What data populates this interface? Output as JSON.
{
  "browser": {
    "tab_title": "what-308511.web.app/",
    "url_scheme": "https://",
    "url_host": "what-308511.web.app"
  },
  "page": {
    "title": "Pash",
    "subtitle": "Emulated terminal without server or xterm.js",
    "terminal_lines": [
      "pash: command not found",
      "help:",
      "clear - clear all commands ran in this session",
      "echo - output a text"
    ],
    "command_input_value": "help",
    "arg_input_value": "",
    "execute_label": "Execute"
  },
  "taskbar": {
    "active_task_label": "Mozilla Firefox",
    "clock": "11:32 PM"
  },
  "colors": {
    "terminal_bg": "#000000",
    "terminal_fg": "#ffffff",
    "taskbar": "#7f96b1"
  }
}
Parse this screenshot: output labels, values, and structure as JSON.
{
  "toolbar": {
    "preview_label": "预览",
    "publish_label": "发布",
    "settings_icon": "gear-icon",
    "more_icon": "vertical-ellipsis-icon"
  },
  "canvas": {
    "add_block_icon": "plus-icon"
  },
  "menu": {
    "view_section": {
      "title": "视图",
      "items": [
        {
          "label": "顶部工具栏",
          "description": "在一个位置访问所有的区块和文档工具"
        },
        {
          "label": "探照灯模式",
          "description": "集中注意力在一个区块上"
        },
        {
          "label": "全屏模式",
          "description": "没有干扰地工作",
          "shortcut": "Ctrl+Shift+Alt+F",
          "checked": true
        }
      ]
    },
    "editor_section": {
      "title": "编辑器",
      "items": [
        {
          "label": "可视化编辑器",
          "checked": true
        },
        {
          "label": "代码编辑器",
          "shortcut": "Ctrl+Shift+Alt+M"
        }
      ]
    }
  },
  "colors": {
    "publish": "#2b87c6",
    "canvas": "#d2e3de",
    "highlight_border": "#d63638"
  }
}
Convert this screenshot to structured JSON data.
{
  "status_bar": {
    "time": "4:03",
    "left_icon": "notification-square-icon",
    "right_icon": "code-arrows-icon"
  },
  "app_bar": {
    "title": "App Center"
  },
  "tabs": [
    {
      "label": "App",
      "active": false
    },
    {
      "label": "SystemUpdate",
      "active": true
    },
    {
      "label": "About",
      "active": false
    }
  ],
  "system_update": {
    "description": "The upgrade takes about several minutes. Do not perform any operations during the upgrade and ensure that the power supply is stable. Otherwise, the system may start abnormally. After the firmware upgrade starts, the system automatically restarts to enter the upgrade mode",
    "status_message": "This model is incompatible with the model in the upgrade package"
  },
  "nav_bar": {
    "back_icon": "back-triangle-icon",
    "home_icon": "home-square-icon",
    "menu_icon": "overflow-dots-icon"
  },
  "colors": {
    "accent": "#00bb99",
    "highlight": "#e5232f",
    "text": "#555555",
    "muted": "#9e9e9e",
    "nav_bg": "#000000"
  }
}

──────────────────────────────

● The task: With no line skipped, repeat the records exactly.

● Exercise response:
What data populates this interface? Output as JSON.
{
  "browser": {
    "tab_title": "what-308511.web.app/",
    "url_scheme": "https://",
    "url_host": "what-308511.web.app"
  },
  "page": {
    "title": "Pash",
    "subtitle": "Emulated terminal without server or xterm.js",
    "terminal_lines": [
      "pash: command not found",
      "help:",
      "clear - clear all commands ran in this session",
      "echo - output a text"
    ],
    "command_input_value": "help",
    "arg_input_value": "",
    "execute_label": "Execute"
  },
  "taskbar": {
    "active_task_label": "Mozilla Firefox",
    "clock": "11:32 PM"
  },
  "colors": {
    "terminal_bg": "#000000",
    "terminal_fg": "#ffffff",
    "taskbar": "#7f96b1"
  }
}
Parse this screenshot: output labels, values, and structure as JSON.
{
  "toolbar": {
    "preview_label": "预览",
    "publish_label": "发布",
    "settings_icon": "gear-icon",
    "more_icon": "vertical-ellipsis-icon"
  },
  "canvas": {
    "add_block_icon": "plus-icon"
  },
  "menu": {
    "view_section": {
      "title": "视图",
      "items": [
        {
          "label": "顶部工具栏",
          "description": "在一个位置访问所有的区块和文档工具"
        },
        {
          "label": "探照灯模式",
          "description": "集中注意力在一个区块上"
        },
        {
          "label": "全屏模式",
          "description": "没有干扰地工作",
          "shortcut": "Ctrl+Shift+Alt+F",
          "checked": true
        }
      ]
    },
    "editor_section": {
      "title": "编辑器",
      "items": [
        {
          "label": "可视化编辑器",
          "checked": true
        },
        {
          "label": "代码编辑器",
          "shortcut": "Ctrl+Shift+Alt+M"
        }
      ]
    }
  },
  "colors": {
    "publish": "#2b87c6",
    "canvas": "#d2e3de",
    "highlight_border": "#d63638"
  }
}
Convert this screenshot to structured JSON data.
{
  "status_bar": {
    "time": "4:03",
    "left_icon": "notification-square-icon",
    "right_icon": "code-arrows-icon"
  },
  "app_bar": {
    "title": "App Center"
  },
  "tabs": [
    {
      "label": "App",
      "active": false
    },
    {
      "label": "SystemUpdate",
      "active": true
    },
    {
      "label": "About",
      "active": false
    }
  ],
  "system_update": {
    "description": "The upgrade takes about several minutes. Do not perform any operations during the upgrade and ensure that the power supply is stable. Otherwise, the system may start abnormally. After the firmware upgrade starts, the system automatically restarts to enter the upgrade mode",
    "status_message": "This model is incompatible with the model in the upgrade package"
  },
  "nav_bar": {
    "back_icon": "back-triangle-icon",
    "home_icon": "home-square-icon",
    "menu_icon": "overflow-dots-icon"
  },
  "colors": {
    "accent": "#00bb99",
    "highlight": "#e5232f",
    "text": "#555555",
    "muted": "#9e9e9e",
    "nav_bg": "#000000"
  }
}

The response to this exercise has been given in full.